    • rm mozilla/configure
    • rm mozilla/nsprpub/configure
    • rm mozilla/directory/c-sdk/configure
    These will be regenerated automatically from the corresponding configure.in file when you kick off the build in the next step. To generate them manually, go to each directory and run 'bash autoconf'.
  2. The first step of the build process uses the configure script generated by GNU autoconf.
    • It automatically tests many aspects of the build environment, often by generating test programs that it tries to compile with the selected compiler.

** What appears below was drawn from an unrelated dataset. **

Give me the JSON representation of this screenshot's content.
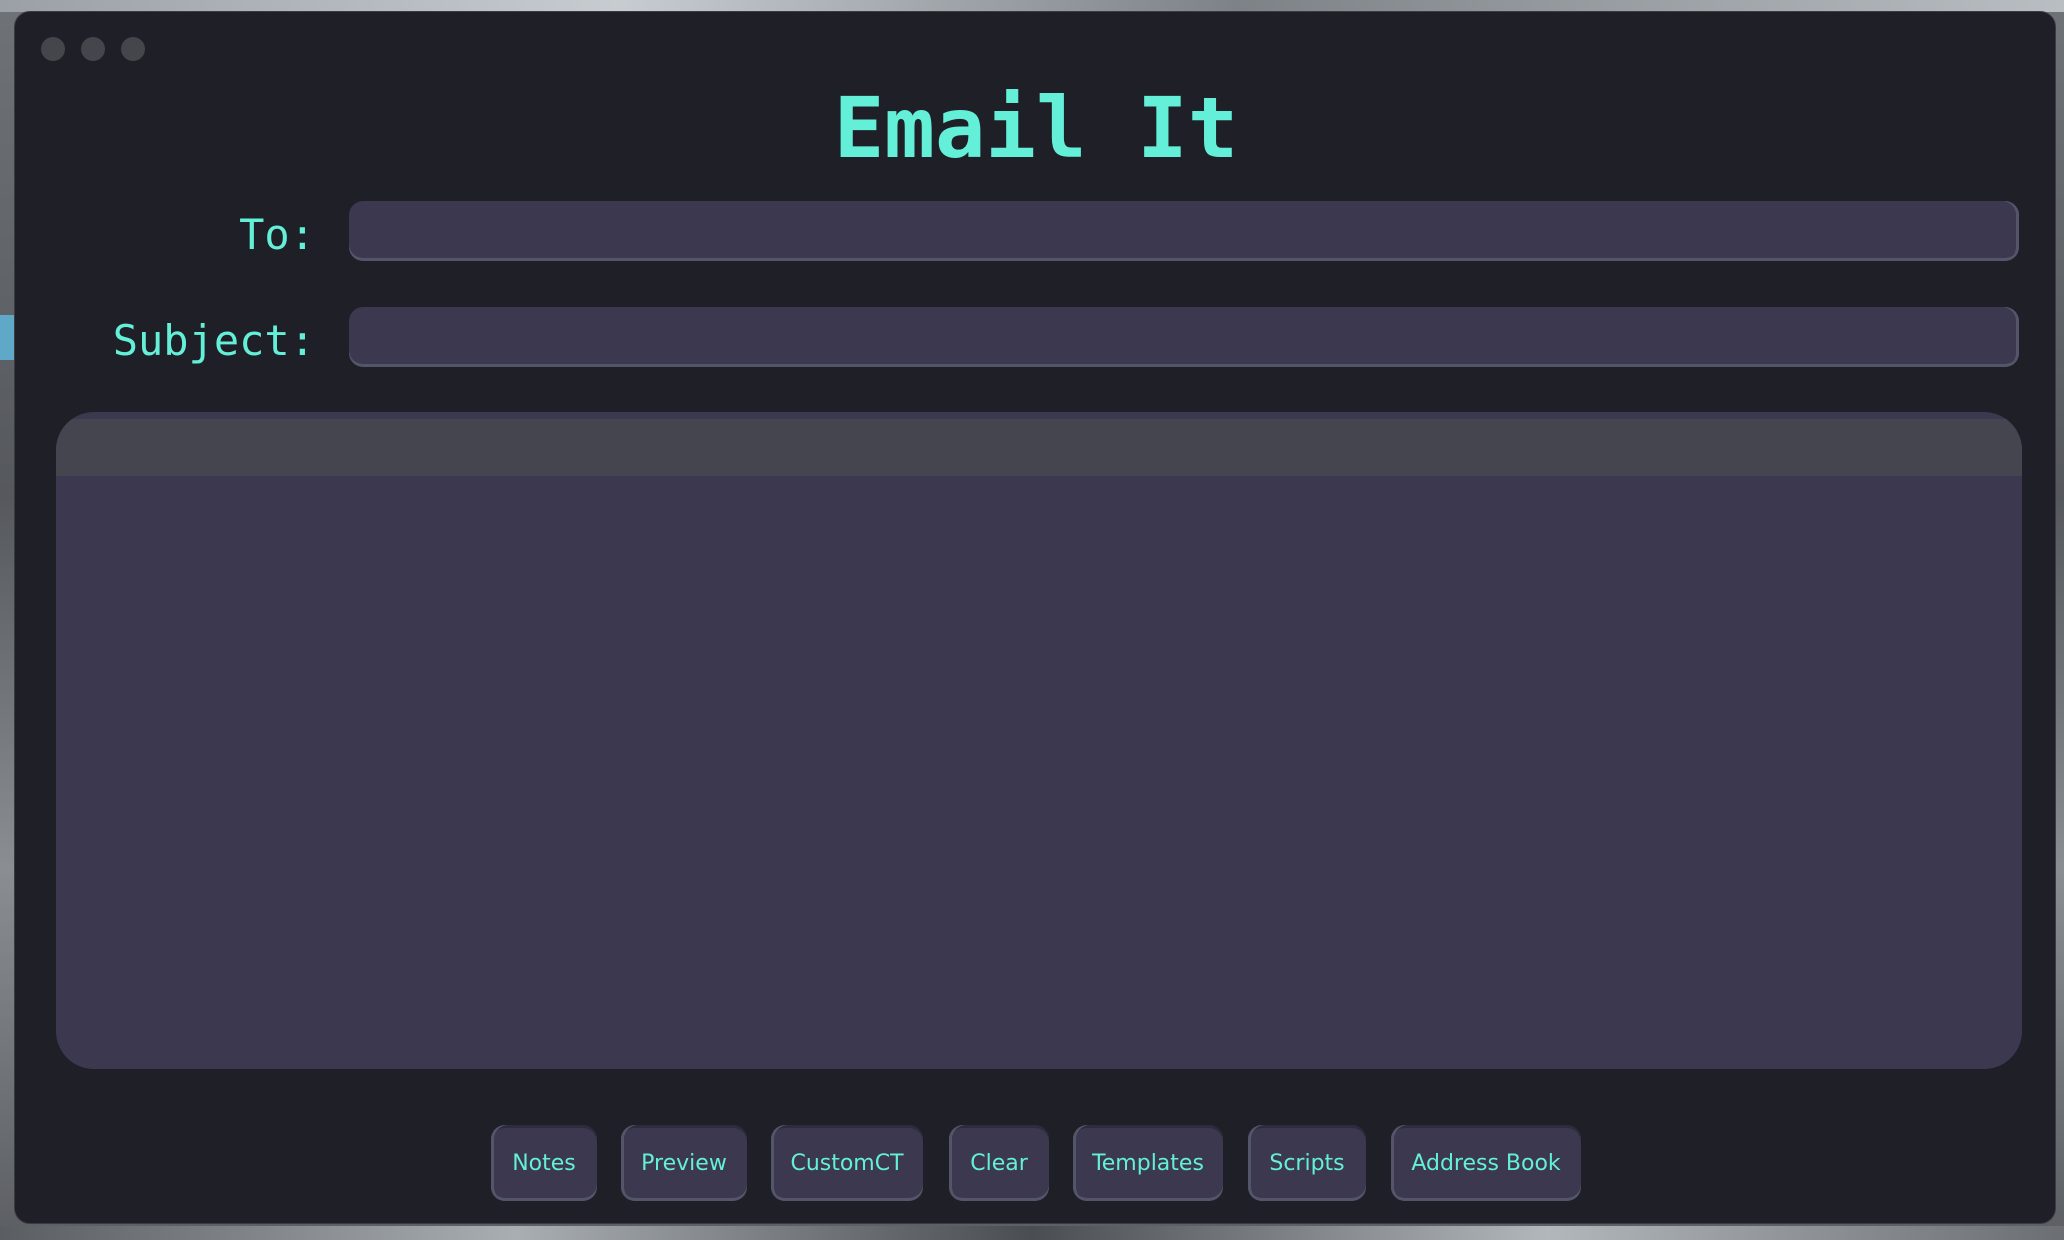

    • It leaves a log of its activity in the file config.log (in the OBJDIR is you set one) where you can look up errors.
    • If a critical error occurs, it will print out the sourcecode of the small test program in config.log and leave the respective generated .h files in the same directory. This can be compiled manually and used to track down errors in the build setup.
  3. If you are building the Mozilla code to be able to compile an extension for use with OS/2 (e.g. enigmail) then it is a good idea to edit all three configure.in files in the tree as well as security\coreconf\OS2.mk and replace emxexp -o with just emxexp in the definition of the FILTER variable. Then remove all configure files as described in trick 1. If you do that then the extension will be longer lived and does not have to be rebuilt with every new version.
  4. If you are normally using the 4OS2 shell instead of plain CMD, you should set COMSPEC to CMD.EXE again in your build environment in case you encounter problems.
  5. If you are building on a system that has an X11 development environment and you get linker errors, you might want to try to build with ac_add_options --without-x in your .mozconfig.